The uncertainty in the public service has spilled over into Canberra’s business world, with the number of ACT employers looking to decrease staff in the next three months doubling since the previous quarter, the Canberra Times reported.
It’s not just the employees who will be made redundant who will be affected – job cuts and restructures impact on the entire organisation and the workers who remain.
Dealing with all the processes around losing employees can also put a strain on HR if the department isn’t properly prepared.
Management consultancy Change2020 co-founder and co-director Vicki Daniel told HC that her philosophy on cuts like those expected in Canberra’s public service is, ‘Do it quickly, do it once and do it well’.
She is involved in a lot of restructures and shared her top tips for making sure things go as smoothly as possible.
Be clear about your purpose
“The first thing we always advise our clients that if they’re about to make major cuts or restructure their business, they need to be really clear about the purpose of the restructure and the cuts and what outcome they want to achieve,” said Daniel.
“People often just panic and go, ‘Let’s cut, we’ve got to rip costs out of the business’ but they aren’t clear about the purpose and what they’re trying to achieve.”
She said employers needed to be able to answer questions around what will be better about the new organisation and the new structure, what the business will be able to deliver that it can’t deliver in its current state and how the new structure is going to work.
Revisit your strategic plan
Businesses need to check whether their strategic plan will be impacted by the job cuts.
“People sometimes live in this beautiful world where they think you can take out half your staff and they’re still going to meet all the targets in the strategic plan. It puts impossible pressure on the organisation.”
Be objective when it comes to the new structure
Because restructuring and job cuts are deeply personal, Daniel gets clients to forget about individual employees when designing the new business structure and focus solely on how they want the organisation to work.
“Remove names and faces for a while and once you’ve got a structure on paper that you think is going to work, then start thinking about how it will work in practice.
“On a normal day, how would this structure work once you’ve taken X number of staff out and reorganised them? Then you look at names and skills and people and put the right people in the right box and try to do that in a fashion that’s as apolitical as possible.”
Have a definite timeframe
Try not to drag out the restructuring process as it is painful for everyone, said Daniel.
“As soon as you can provide certainty, do that and really communicate it. Make sure it’s treated like a project with a start and finish date, don’t let it drag on.”
Make sure the new structure is sustainable
Organisations need to make sure that the changes they make are sustainable, because having to go through the process again after a short period of time has a negative impact on morale and the top talent will start to jump ship, said Daniel.
Treat employees with dignity
Employers should make sure they have a strong communication plan and an employee assistance plan ready.
“Remember the human dignity angle.

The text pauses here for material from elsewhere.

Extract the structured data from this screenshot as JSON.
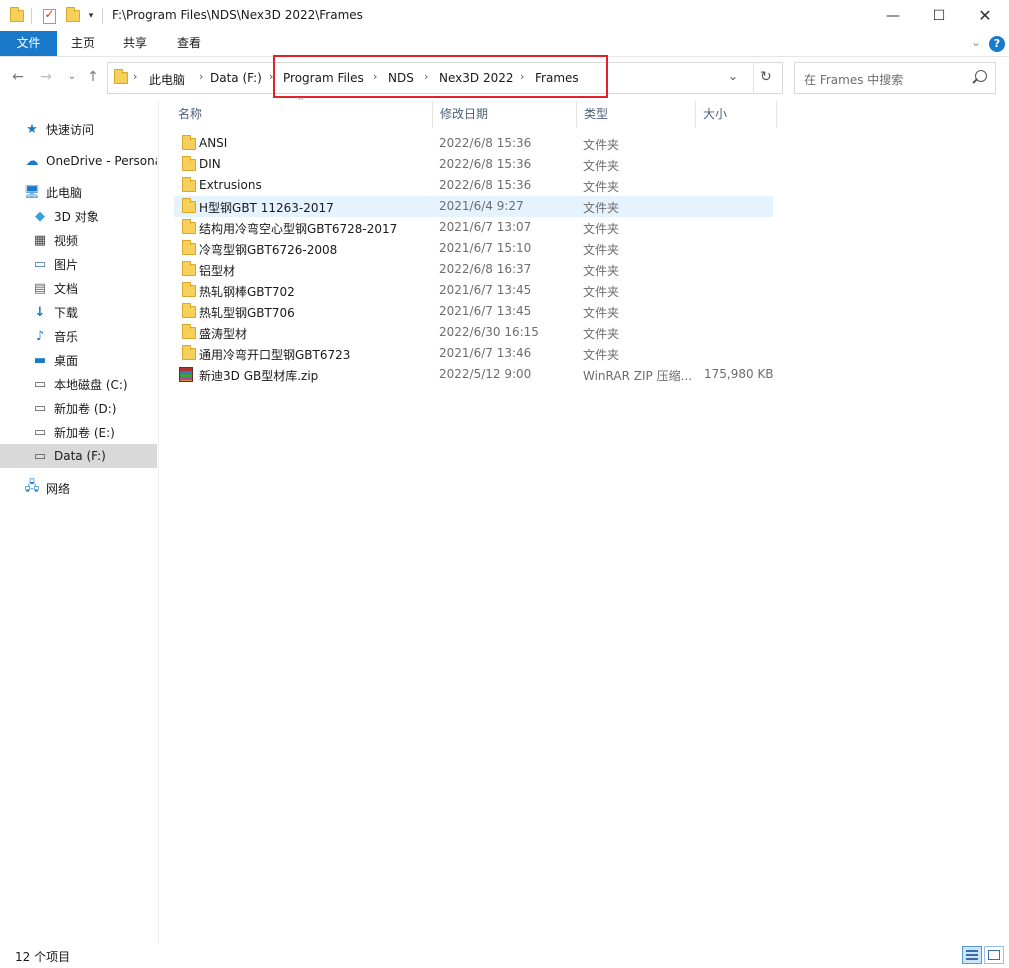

Think about how you would feel and how you would like to be treated and put services in place accordingly. Every now and then, we still hear anecdotes in the business world of people being told about a restructure via an email, saying it’s effective tomorrow. You can’t do that.”
Invest in rebuilding morale
“Once the restructure is bedded down, spend a lot of effort on rebuilding morale and celebrating what the future’s going to look like. You really have to love up the people who are left because there’s survivor guilt and all that sort of thing. Put money aside for it, invest in it. Don’t just think that everyone will go back to business as usual, because they won’t,” said Daniel.
When it comes to job cuts, they don’t get much bigger than the federal government’s plan to cut 16,500 public service jobs in the next three years, with 6,500 of those expected to be in the ACT.